Looking at the listing beneath, work out how many lines hold "true" and report only that figure.

▶ **Input records**:
*** Begin section ***

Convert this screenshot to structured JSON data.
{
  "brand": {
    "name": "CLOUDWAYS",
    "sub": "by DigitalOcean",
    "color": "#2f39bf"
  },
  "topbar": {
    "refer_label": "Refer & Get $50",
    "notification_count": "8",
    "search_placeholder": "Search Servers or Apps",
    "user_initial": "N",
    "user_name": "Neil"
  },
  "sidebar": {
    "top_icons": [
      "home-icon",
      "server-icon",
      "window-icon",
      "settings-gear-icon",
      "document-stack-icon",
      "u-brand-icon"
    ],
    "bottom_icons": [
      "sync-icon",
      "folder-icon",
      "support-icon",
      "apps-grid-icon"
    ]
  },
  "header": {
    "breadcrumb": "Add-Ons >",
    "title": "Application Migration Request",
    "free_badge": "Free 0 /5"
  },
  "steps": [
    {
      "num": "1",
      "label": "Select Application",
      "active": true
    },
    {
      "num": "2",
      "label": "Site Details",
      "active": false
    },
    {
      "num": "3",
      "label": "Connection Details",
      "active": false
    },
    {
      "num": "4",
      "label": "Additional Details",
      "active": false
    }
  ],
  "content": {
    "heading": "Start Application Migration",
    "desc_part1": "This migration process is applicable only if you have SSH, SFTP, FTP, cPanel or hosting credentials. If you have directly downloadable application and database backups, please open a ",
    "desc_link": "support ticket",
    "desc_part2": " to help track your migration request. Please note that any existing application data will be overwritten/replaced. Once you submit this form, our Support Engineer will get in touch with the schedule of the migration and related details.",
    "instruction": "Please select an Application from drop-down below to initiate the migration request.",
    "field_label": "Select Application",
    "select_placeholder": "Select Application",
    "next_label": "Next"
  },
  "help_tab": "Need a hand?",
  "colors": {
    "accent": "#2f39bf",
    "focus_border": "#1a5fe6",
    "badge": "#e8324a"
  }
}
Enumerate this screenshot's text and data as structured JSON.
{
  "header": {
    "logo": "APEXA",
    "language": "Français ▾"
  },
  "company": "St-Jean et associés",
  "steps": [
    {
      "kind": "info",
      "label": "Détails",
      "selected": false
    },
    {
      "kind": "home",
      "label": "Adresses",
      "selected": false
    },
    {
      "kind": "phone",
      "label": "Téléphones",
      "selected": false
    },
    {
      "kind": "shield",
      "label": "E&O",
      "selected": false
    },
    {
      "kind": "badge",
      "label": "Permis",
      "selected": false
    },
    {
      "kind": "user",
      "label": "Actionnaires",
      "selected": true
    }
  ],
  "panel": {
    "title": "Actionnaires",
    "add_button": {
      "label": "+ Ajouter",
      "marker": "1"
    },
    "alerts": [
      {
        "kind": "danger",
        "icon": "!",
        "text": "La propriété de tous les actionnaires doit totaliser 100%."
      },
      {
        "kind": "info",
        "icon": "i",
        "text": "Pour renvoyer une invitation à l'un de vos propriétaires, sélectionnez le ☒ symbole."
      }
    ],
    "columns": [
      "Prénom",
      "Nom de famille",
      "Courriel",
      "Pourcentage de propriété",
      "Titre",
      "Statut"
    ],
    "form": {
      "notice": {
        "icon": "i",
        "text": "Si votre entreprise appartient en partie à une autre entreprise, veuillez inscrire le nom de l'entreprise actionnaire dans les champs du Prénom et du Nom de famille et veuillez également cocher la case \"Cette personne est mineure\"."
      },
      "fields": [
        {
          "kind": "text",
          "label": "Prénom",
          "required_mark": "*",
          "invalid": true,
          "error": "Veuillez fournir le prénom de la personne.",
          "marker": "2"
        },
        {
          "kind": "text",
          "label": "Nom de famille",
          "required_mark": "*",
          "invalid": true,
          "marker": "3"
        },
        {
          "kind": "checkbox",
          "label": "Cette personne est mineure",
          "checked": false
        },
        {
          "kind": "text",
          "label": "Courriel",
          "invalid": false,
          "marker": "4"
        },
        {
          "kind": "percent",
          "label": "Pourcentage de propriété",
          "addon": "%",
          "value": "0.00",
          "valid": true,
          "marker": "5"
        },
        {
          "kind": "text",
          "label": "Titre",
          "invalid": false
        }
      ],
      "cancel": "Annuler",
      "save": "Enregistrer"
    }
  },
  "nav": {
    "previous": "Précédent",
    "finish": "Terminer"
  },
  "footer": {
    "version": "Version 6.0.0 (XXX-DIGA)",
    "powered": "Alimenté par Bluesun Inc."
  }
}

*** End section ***

▶ **The completed task**:
5